by the U.S. government; an American institution of research
recognized by the Attorney General;
firm or corporation engaged in whole or in part in the development
of foreign trade and commerce with the United States or a
international organization in which the United States participates
by treaty or statute.
to perform the ministerial or priestly functions of a religious
denomination having a bona fide organization within the United
States and stationed abroad pursuant to that calling.
Each principal applicant must submit an original signed and notarized Form
I-864 from the petitioner/sponsor, any joint Form I-864 required and/or Form
I-864A, if needed. Accompanying family members listed in the signed original
may submit true copies. Moreover, only the principal applicant must submit
supporting documentation (tax returns, employment letters, proof of assets,
etc.) if other family members are accompanying the beneficiary at the same
Recent updates on sponsorship include the clarification that each joint sponsor
must meet the minimum 125% income requirement and that among family members
on an application, the joint sponsorship may not change. Further, in
the event a joint sponsor dies after the principal applicant has immigrated
to the united states; there may be a substitution of joint sponsor. Note
the estate of the joint sponsor remains liable for any requests for repayment
of benefits that arose prior to the sponsor?s death.
Where the total income between that of a sponsor and all family members who
have signed a Form I-864A does not reach the threshold (125% above the poverty
guidelines) a valuation of assets may be used. The cash value of assets must
equal five times the difference between the sponsor?s income and 125% of
the poverty line for the household size. Furthermore, assets outside the
United States may be used in the valuation where they may be readily liquidated
within 12 months. Where a sponsor relies on income not subject to taxation
? such as housing for clergy or possibly students, this may be counted as
income. Where a visa applicant has worked with a steady income and has resided

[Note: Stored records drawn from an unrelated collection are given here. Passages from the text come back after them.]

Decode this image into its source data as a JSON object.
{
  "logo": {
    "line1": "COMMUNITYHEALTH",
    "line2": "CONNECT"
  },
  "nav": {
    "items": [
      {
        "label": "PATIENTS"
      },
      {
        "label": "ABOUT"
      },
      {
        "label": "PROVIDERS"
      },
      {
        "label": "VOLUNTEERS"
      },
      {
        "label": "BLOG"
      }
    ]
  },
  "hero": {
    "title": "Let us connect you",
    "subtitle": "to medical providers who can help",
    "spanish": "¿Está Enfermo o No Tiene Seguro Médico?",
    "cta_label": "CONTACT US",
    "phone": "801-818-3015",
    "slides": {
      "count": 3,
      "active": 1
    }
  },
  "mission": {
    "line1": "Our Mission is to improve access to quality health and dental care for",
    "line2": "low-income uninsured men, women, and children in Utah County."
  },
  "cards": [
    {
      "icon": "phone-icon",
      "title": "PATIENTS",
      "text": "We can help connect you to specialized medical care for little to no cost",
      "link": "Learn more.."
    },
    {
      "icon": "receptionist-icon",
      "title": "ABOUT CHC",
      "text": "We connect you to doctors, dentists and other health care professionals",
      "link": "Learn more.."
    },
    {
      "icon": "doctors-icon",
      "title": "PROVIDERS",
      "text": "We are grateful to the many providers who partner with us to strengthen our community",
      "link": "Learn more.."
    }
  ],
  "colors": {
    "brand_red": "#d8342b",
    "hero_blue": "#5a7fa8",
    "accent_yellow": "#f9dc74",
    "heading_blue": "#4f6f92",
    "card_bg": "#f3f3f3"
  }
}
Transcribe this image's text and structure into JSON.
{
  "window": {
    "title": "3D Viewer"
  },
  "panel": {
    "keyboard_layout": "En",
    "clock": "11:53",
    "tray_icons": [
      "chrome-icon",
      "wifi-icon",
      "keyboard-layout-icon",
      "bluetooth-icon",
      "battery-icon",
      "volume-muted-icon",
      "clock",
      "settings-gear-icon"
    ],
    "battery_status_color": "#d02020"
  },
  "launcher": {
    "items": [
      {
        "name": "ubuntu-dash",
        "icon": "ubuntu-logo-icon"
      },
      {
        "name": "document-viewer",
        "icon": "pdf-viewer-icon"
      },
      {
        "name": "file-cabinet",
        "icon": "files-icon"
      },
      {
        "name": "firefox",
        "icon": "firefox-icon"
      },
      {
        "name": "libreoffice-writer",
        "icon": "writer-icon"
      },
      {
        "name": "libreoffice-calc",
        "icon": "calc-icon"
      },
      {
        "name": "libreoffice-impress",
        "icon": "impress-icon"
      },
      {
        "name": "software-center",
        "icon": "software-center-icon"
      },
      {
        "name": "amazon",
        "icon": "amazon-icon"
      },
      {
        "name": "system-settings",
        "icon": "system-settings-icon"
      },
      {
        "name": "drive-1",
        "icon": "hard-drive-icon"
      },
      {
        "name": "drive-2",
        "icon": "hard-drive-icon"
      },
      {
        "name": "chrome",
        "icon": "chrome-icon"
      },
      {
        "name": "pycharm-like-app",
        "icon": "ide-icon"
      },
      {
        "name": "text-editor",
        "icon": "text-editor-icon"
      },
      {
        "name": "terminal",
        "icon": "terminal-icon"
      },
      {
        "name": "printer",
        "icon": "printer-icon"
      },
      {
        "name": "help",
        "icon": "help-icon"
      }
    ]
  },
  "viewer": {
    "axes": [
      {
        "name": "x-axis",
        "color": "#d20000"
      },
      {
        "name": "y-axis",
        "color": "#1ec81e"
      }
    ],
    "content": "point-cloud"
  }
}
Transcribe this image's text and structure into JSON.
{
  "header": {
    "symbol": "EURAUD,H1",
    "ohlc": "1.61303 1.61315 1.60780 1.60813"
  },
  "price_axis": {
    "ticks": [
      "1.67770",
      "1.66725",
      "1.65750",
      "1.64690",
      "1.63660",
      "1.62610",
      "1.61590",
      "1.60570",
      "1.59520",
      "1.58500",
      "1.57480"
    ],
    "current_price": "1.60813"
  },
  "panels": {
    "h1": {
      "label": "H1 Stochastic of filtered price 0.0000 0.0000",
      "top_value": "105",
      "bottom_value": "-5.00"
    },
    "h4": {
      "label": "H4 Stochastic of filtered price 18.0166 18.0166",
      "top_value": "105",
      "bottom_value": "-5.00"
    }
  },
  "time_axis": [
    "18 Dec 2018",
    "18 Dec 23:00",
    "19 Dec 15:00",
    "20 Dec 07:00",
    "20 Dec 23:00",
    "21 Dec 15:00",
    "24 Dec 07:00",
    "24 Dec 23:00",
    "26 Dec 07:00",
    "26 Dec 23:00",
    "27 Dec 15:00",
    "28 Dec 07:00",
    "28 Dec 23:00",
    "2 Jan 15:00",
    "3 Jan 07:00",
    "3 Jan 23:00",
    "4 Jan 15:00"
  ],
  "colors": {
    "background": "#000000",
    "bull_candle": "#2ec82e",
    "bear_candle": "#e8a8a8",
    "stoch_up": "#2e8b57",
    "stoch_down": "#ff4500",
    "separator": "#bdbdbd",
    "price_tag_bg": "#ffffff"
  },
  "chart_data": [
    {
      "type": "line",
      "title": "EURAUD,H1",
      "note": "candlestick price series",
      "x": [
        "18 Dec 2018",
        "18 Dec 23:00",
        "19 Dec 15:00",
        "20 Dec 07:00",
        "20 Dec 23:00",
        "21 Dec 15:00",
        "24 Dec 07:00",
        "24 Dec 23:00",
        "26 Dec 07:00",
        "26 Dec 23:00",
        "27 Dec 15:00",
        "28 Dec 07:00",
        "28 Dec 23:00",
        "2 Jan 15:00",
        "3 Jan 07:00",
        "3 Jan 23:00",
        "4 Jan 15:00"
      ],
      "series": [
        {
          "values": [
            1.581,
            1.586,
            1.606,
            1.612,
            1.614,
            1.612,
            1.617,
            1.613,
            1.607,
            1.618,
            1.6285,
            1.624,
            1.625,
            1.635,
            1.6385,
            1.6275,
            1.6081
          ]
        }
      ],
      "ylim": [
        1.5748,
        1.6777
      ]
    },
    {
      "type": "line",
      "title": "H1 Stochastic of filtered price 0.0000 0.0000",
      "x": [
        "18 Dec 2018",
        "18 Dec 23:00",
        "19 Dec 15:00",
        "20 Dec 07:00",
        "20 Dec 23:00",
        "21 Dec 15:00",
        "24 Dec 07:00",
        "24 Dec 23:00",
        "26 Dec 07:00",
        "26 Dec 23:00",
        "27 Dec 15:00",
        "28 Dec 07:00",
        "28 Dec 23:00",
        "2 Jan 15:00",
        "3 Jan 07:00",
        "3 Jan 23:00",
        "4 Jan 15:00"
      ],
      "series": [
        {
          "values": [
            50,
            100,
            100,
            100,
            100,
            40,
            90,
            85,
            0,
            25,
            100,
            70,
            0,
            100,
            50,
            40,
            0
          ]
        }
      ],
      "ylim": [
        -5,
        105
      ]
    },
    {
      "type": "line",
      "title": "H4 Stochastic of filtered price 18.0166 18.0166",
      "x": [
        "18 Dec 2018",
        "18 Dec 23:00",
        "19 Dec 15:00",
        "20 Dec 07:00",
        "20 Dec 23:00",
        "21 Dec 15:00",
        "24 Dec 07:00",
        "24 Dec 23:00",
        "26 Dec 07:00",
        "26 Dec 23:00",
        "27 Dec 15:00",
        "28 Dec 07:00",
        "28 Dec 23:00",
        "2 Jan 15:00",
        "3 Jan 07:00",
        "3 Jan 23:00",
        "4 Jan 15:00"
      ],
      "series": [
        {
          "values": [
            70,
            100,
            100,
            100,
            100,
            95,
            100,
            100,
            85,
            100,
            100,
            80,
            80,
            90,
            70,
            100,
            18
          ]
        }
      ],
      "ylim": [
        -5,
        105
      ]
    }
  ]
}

with the sponsor for six months before the Affidavit is completed, such income
may be counted toward the threshold amount. However, absent these circumstances
a mere job offer for the applicant may not be counted.